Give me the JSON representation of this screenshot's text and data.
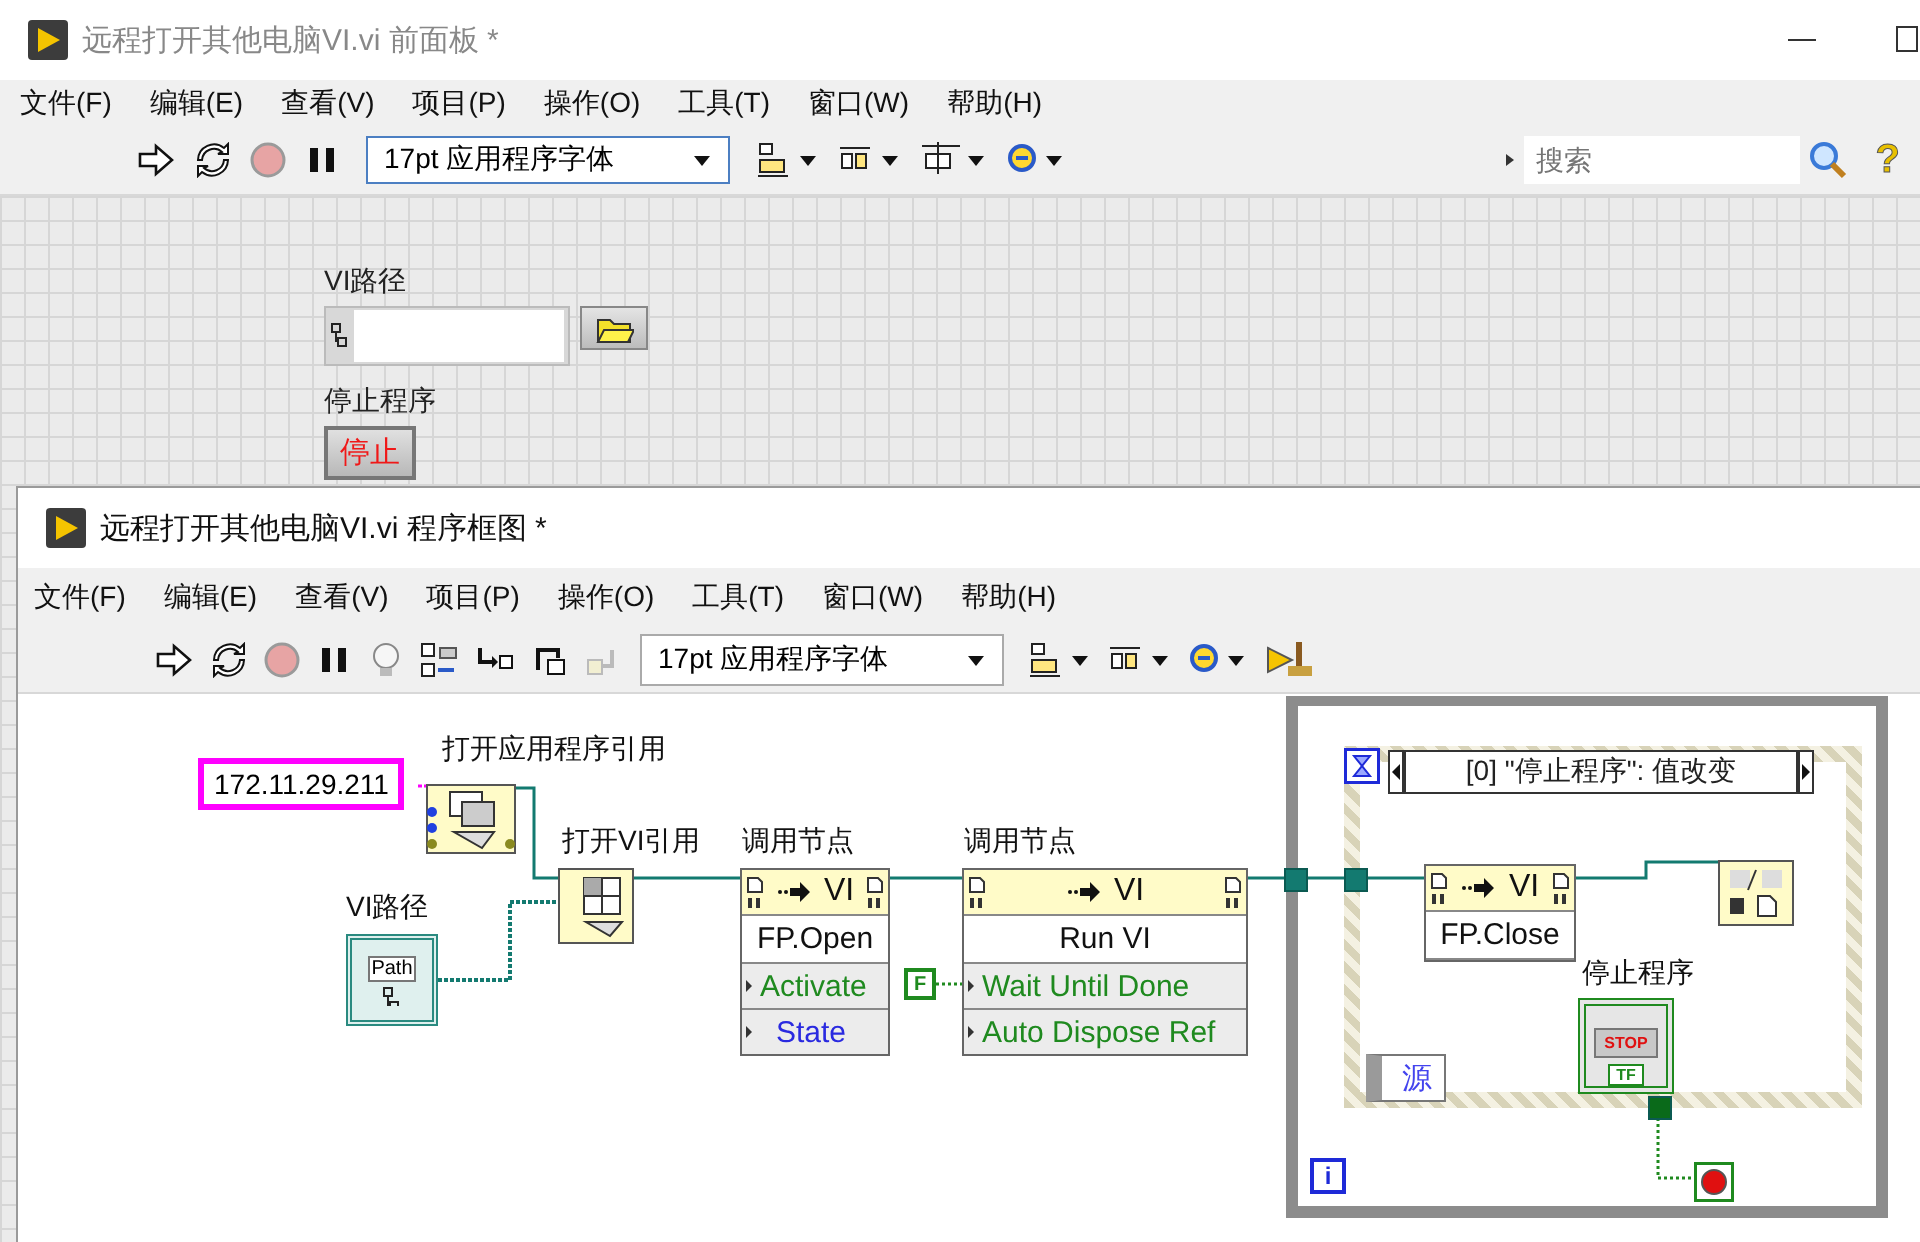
{
  "front_panel": {
    "title": "远程打开其他电脑VI.vi 前面板 *",
    "menu": [
      "文件(F)",
      "编辑(E)",
      "查看(V)",
      "项目(P)",
      "操作(O)",
      "工具(T)",
      "窗口(W)",
      "帮助(H)"
    ],
    "font_menu": "17pt 应用程序字体",
    "search": {
      "placeholder": "搜索"
    },
    "help": "?",
    "path_control": {
      "label": "VI路径"
    },
    "stop_button": {
      "label": "停止程序",
      "text": "停止"
    }
  },
  "block_diagram": {
    "title": "远程打开其他电脑VI.vi 程序框图 *",
    "menu": [
      "文件(F)",
      "编辑(E)",
      "查看(V)",
      "项目(P)",
      "操作(O)",
      "工具(T)",
      "窗口(W)",
      "帮助(H)"
    ],
    "font_menu": "17pt 应用程序字体",
    "ip_constant": "172.11.29.211",
    "open_nodes": [
      {
        "kind": "open_app_ref",
        "label": "打开应用程序引用"
      },
      {
        "kind": "open_vi_ref",
        "label": "打开VI引用"
      }
    ],
    "path_terminal": {
      "label": "VI路径",
      "text": "Path"
    },
    "invoke_nodes": [
      {
        "label": "调用节点",
        "header": "VI",
        "method": "FP.Open",
        "params": [
          {
            "name": "Activate",
            "kind": "boolean"
          },
          {
            "name": "State",
            "kind": "enum"
          }
        ]
      },
      {
        "label": "调用节点",
        "header": "VI",
        "method": "Run VI",
        "params": [
          {
            "name": "Wait Until Done",
            "kind": "boolean"
          },
          {
            "name": "Auto Dispose Ref",
            "kind": "boolean"
          }
        ]
      }
    ],
    "false_constant": "F",
    "while_loop": {
      "iteration": "i"
    },
    "event_structure": {
      "selector": "[0] \"停止程序\": 值改变",
      "source": "源",
      "invoke": {
        "header": "VI",
        "method": "FP.Close"
      },
      "stop_terminal": {
        "label": "停止程序",
        "text": "STOP",
        "type_text": "TF"
      }
    }
  }
}
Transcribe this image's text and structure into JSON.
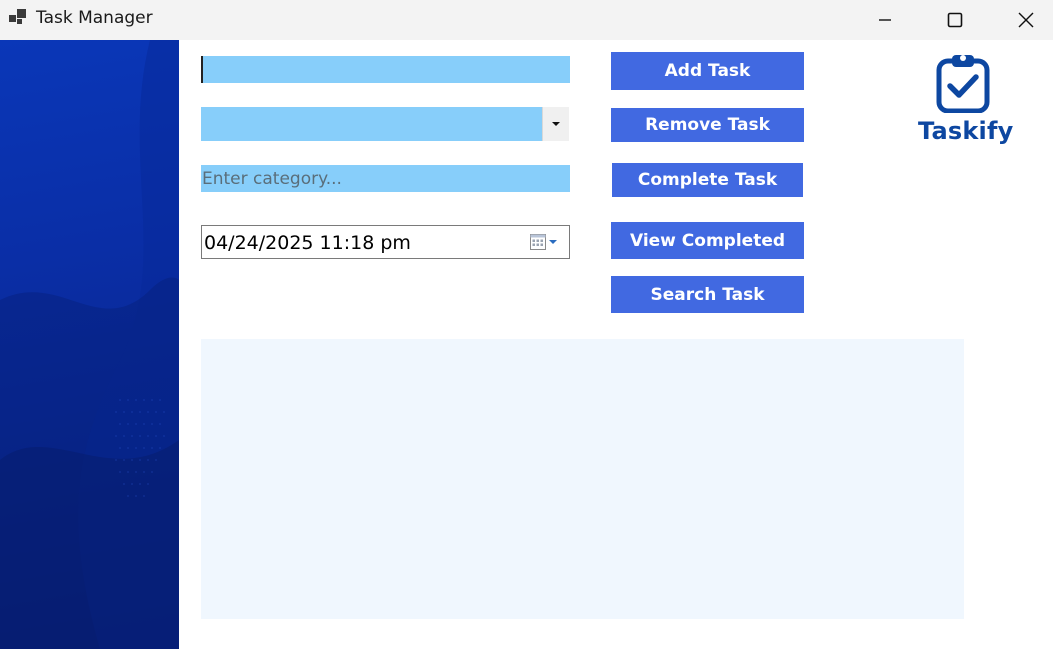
{
  "window": {
    "title": "Task Manager",
    "icons": {
      "app": "app-icon",
      "minimize": "minimize-icon",
      "maximize": "maximize-icon",
      "close": "close-icon"
    }
  },
  "form": {
    "task_input": {
      "value": "",
      "placeholder": ""
    },
    "priority_combo": {
      "selected": ""
    },
    "category_input": {
      "value": "",
      "placeholder": "Enter category..."
    },
    "due_date": {
      "value": "04/24/2025 11:18 pm"
    }
  },
  "buttons": {
    "add": "Add Task",
    "remove": "Remove Task",
    "complete": "Complete Task",
    "view_completed": "View Completed",
    "search": "Search Task"
  },
  "brand": {
    "name": "Taskify",
    "icon": "clipboard-check-icon",
    "color": "#0d47a1"
  },
  "colors": {
    "button": "#4169e1",
    "input": "#87cefa",
    "list_background": "#f0f7fe",
    "sidebar": "#0a2ea6"
  },
  "task_list": {
    "items": []
  }
}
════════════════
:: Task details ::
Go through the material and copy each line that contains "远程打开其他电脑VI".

:: Answer box ::
    "title": "远程打开其他电脑VI.vi 前面板 *",
    "title": "远程打开其他电脑VI.vi 程序框图 *",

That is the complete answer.